Archive for the 'theory and method' Category

Geographers on postmodernism [I]: introduction

November 7, 2009

In the last 20 years geographers have taken the lead in drawing up spatially-informed theory (notably Lefebvre) to analyze cities, both contemporary and historical.  They have been at the forefront of what many see as a “spatial turn” in the social sciences.  At the moment I’m reading three books from this “space”; the three are, in chronological order (which is clear and significant):

  • David Harvey, The Condition of Postmodernity: An Enquiry into the Origins of Cultural Change (Oxford [England]: Blackwell, 1989).
  • Edward W Soja, Thirdspace: Journeys to Los Angeles and Other Real-and-Imagined Places (Cambridge, Mass: Blackwell, 1996).
  • Michael J. Dear, The Postmodern Urban Condition (Oxford, UK: Blackwell, 2000).

The three make an excellent set:  all analyze the present city (bearing in mind that Harvey’s book was published 20 years ago) in relation to postmodernism.  None questions that we are now postmodern, that there has been a broad cultural and intellectual shift since the 1970s, rooted in the social upheavals and transformations of the 60s.  However their positions toward that state of affairs are quite distinct.

What interests me most is that in taking on the large and contentious topic of “the postmodern city” these geographers must also at least sketch the modernism that preceded it.  Read the rest of this entry »



November 2, 2009

The LA department has a weekly faculty colloquium this quarter, and in last week’s session Iain Robertson commented that in landscape design, you never quite know what will happen since you can’t entirely control how things will grow.  He saw this as indicating design should be understood as “stewardship” as much as creation.

This strikes me as more than just metaphorically true of architecture and especially urban design and planning.  We can only design the built environment up to a point.  Other than this circumstance being more difficult for a landscape architect to ignore, I’m not sure there’s much difference.  Human social dynamics are different from those of plants, animals, seasons, and weather, but equally prone to not working out as planned.  And at another level there’s no real distinction.  We humans are fauna after all – we, and all the things we build, are as much part of “nature” as anything.


Phenomenology [presentation response]

October 29, 2009

A few weeks ago at the history-theory faculty colloquium Bob Mugerauer presented on Heidegger, and (as usual, it seems) the discussion got cut off right when it became interesting.
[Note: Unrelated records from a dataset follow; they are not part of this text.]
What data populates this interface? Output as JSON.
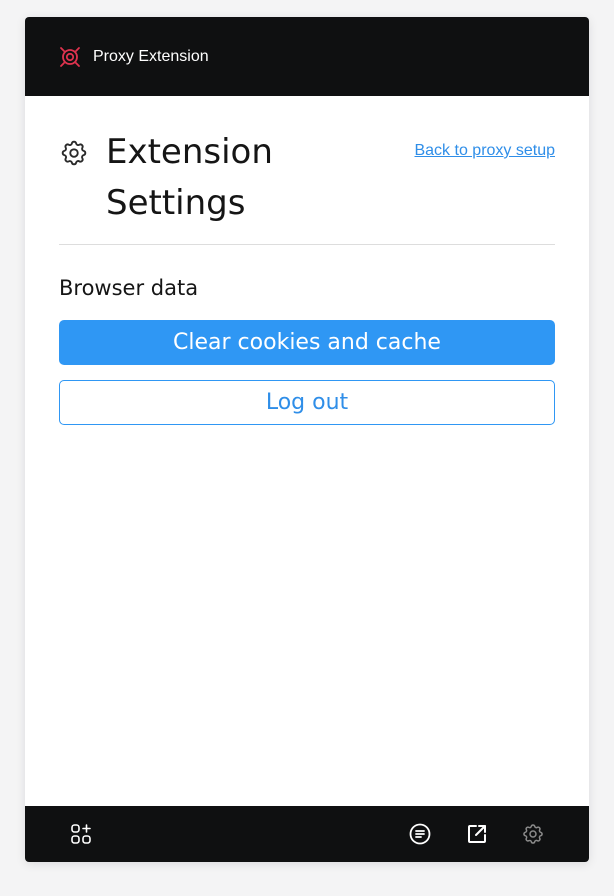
{
  "header": {
    "title": "Proxy Extension",
    "brand_color": "#e0334f"
  },
  "page": {
    "title": "Extension Settings",
    "back_link": "Back to proxy setup"
  },
  "browser_data": {
    "section_title": "Browser data",
    "clear_button": "Clear cookies and cache",
    "logout_button": "Log out"
  },
  "footer": {
    "icons": [
      "apps-add-icon",
      "list-icon",
      "external-link-icon",
      "settings-icon"
    ],
    "active_icon": "settings-icon"
  },
  "colors": {
    "accent": "#2f97f4",
    "bar": "#0f1011"
  }
}
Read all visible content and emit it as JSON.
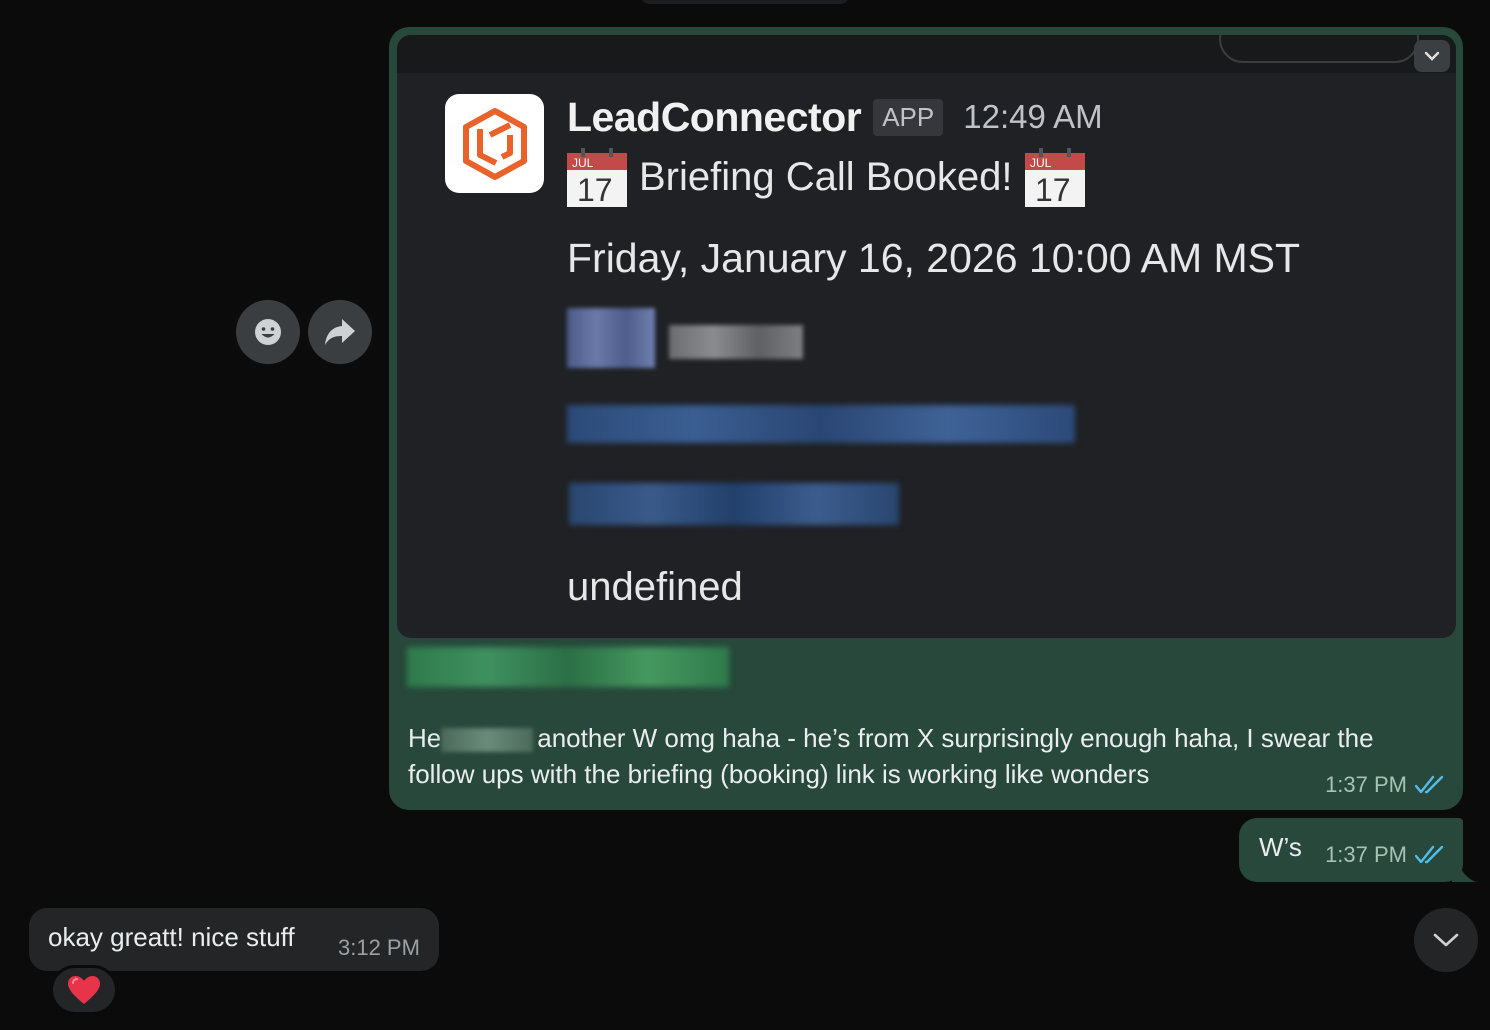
{
  "actions": {
    "react_icon": "smiley-icon",
    "forward_icon": "forward-arrow-icon"
  },
  "card": {
    "sender_name": "LeadConnector",
    "app_badge": "APP",
    "sent_time": "12:49 AM",
    "calendar_month": "JUL",
    "calendar_day": "17",
    "headline": "Briefing Call Booked!",
    "datetime": "Friday, January 16, 2026 10:00 AM MST",
    "undefined_line": "undefined"
  },
  "main_message": {
    "text_start": "He",
    "text_rest": "another W omg haha - he’s from X surprisingly enough haha, I swear the follow ups with the briefing (booking) link is working like wonders",
    "time": "1:37 PM",
    "status_icon": "double-check-icon"
  },
  "ws_message": {
    "text": "W’s",
    "time": "1:37 PM"
  },
  "incoming_message": {
    "text": "okay greatt! nice stuff",
    "time": "3:12 PM",
    "reaction": "❤️"
  },
  "colors": {
    "outgoing_bubble": "#27483a",
    "incoming_bubble": "#232527",
    "read_ticks": "#53bdeb",
    "logo_orange": "#e8622a"
  }
}
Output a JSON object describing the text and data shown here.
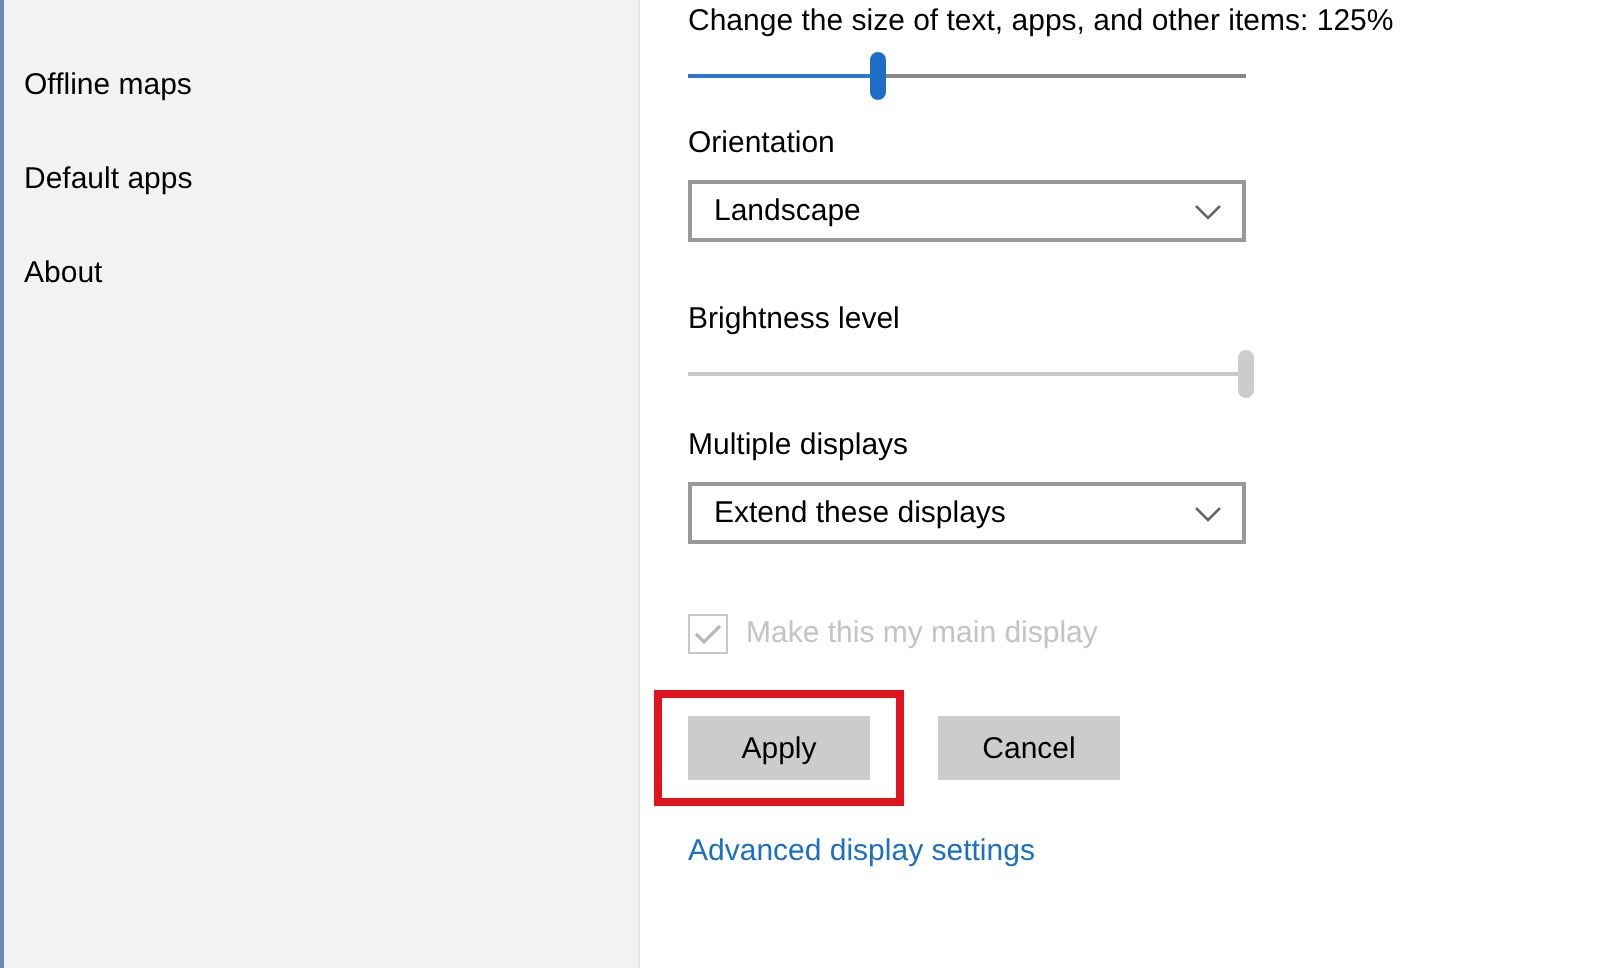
{
  "sidebar": {
    "items": [
      {
        "label": "Offline maps",
        "selected": false
      },
      {
        "label": "Default apps",
        "selected": false
      },
      {
        "label": "About",
        "selected": false
      }
    ]
  },
  "scale": {
    "label": "Change the size of text, apps, and other items: 125%",
    "level": 0.34,
    "disabled": false
  },
  "orientation": {
    "label": "Orientation",
    "value": "Landscape"
  },
  "brightness": {
    "label": "Brightness level",
    "level": 1.0,
    "disabled": true
  },
  "multiple_displays": {
    "label": "Multiple displays",
    "value": "Extend these displays"
  },
  "main_display": {
    "label": "Make this my main display",
    "checked": true,
    "disabled": true
  },
  "buttons": [
    {
      "label": "Apply",
      "highlighted": true
    },
    {
      "label": "Cancel",
      "highlighted": false
    }
  ],
  "link": "Advanced display settings"
}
Ralph Stern, citing Christian Norberg-Shulz as an example of someone using phenomenology as a method to theorize architecture, raised an interesting question.

Read the rest of this entry »